**Listed records**
===
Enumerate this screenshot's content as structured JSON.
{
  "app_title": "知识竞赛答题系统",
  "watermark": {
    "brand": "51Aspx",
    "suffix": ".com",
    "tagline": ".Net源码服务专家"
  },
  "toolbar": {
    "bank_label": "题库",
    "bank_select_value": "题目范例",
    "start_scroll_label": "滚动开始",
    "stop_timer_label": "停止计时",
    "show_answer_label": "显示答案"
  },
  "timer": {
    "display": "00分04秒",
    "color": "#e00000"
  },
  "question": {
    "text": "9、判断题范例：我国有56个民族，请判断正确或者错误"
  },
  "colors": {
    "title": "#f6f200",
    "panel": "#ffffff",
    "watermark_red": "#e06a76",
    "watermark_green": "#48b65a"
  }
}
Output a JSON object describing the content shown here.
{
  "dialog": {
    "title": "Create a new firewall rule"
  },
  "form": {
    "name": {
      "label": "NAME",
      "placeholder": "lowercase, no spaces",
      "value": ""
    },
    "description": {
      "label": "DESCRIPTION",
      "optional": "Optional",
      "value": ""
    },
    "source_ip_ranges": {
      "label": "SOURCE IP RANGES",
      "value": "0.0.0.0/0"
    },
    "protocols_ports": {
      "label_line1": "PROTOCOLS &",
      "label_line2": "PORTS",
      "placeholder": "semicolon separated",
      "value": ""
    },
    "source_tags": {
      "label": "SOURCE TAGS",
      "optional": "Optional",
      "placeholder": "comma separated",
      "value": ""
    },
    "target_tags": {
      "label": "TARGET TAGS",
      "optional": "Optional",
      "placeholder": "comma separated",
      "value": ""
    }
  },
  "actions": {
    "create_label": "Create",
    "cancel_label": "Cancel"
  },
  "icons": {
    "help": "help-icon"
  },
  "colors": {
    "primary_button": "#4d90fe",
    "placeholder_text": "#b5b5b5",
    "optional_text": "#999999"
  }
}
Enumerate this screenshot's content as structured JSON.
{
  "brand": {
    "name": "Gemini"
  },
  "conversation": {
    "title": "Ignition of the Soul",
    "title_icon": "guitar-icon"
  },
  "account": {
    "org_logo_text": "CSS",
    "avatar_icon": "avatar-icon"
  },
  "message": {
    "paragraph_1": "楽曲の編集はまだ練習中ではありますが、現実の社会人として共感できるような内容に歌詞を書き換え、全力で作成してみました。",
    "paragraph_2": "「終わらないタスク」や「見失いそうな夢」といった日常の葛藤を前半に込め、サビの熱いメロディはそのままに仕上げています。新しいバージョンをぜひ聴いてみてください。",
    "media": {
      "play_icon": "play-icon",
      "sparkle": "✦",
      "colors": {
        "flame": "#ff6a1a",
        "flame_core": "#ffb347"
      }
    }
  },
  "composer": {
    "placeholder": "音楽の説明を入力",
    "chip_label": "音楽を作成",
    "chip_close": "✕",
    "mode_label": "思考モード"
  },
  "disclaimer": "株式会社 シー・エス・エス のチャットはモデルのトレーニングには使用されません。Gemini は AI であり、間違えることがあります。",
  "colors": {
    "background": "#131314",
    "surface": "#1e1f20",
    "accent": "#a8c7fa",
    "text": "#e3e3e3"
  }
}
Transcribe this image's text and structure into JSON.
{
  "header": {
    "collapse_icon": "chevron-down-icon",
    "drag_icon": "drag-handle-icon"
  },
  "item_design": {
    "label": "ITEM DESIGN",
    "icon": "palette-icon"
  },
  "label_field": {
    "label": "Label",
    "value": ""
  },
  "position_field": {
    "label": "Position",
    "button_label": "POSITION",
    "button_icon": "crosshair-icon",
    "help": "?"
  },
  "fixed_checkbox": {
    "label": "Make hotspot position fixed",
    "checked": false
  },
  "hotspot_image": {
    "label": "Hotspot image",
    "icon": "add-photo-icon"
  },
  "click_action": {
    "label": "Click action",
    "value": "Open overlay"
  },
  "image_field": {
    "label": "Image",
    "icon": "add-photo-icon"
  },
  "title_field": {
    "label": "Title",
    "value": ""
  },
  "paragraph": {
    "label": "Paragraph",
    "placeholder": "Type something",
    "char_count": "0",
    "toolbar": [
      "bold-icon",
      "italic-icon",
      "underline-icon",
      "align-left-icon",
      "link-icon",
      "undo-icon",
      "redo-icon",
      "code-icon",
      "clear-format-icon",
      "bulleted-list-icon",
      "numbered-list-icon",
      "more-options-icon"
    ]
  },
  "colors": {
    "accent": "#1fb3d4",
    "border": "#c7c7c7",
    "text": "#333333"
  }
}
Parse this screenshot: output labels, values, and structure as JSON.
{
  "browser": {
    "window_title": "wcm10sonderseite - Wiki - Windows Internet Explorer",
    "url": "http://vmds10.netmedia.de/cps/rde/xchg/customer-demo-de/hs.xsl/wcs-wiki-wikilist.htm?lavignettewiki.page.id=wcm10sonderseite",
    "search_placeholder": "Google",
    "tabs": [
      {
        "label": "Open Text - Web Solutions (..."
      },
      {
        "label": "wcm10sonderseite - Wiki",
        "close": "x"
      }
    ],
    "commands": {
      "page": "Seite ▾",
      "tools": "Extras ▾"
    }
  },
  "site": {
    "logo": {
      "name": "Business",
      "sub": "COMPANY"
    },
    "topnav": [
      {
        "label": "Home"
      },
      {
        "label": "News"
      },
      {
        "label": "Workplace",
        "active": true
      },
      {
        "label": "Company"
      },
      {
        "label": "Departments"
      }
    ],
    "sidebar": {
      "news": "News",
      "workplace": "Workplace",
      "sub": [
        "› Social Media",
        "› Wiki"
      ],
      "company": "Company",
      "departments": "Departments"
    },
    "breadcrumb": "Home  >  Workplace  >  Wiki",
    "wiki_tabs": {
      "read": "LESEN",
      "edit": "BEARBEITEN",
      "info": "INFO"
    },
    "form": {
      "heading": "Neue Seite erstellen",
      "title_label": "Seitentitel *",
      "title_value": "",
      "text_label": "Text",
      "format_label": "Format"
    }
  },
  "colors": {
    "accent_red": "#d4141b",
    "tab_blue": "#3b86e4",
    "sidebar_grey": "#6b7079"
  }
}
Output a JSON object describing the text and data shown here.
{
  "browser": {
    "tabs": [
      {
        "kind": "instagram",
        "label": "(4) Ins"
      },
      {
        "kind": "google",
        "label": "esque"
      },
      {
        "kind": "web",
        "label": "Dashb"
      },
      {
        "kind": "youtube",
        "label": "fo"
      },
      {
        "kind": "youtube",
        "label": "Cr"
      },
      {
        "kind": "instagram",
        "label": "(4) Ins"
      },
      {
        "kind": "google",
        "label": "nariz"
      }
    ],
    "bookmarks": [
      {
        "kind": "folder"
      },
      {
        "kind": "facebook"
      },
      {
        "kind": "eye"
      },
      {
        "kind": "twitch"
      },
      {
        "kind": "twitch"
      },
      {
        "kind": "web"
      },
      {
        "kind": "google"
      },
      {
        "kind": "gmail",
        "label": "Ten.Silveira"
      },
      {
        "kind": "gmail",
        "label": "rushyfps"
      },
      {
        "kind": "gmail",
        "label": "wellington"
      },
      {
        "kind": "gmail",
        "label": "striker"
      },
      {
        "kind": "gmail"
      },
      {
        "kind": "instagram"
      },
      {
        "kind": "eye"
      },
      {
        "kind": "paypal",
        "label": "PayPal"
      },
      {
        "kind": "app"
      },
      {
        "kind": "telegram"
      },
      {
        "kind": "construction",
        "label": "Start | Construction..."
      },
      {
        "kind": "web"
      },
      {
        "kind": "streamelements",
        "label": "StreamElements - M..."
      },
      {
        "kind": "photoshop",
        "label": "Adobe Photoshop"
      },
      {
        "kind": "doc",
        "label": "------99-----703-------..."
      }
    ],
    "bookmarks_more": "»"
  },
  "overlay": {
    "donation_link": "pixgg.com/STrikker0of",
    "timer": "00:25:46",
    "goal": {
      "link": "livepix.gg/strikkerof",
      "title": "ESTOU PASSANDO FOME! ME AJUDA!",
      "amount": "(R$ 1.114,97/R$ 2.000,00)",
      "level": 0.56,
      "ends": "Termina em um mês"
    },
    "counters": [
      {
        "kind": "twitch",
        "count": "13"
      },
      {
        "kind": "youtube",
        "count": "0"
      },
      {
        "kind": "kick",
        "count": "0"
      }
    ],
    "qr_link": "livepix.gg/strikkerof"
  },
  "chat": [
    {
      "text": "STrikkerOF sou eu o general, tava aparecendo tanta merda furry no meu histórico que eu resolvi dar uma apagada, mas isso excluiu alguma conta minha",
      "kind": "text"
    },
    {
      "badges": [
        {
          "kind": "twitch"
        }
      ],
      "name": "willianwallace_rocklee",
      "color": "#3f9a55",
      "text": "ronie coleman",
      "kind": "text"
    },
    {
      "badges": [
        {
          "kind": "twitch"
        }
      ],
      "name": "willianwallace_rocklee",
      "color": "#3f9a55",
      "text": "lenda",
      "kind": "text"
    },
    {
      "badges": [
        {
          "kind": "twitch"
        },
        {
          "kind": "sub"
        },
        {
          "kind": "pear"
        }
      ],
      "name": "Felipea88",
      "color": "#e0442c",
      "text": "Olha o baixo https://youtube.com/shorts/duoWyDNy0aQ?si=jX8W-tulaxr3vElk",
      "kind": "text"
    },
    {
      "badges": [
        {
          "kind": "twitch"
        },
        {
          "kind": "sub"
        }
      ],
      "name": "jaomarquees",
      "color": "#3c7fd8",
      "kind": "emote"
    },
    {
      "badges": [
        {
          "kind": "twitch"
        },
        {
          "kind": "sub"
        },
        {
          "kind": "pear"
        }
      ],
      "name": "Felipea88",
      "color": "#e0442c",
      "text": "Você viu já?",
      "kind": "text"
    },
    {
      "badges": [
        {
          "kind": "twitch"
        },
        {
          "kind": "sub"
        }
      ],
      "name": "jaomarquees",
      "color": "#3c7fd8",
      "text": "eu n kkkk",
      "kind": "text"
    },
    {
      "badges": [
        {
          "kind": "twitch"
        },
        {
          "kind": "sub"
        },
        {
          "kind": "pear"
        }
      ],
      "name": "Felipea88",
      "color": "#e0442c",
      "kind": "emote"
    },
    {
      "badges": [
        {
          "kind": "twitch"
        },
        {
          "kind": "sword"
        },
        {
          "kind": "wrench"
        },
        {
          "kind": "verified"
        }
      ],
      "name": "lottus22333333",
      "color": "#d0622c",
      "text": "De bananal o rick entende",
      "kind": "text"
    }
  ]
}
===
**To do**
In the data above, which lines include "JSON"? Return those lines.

**Exercise result**
Enumerate this screenshot's content as structured JSON.
Output a JSON object describing the content shown here.
Enumerate this screenshot's content as structured JSON.
Transcribe this image's text and structure into JSON.
Parse this screenshot: output labels, values, and structure as JSON.
Output a JSON object describing the text and data shown here.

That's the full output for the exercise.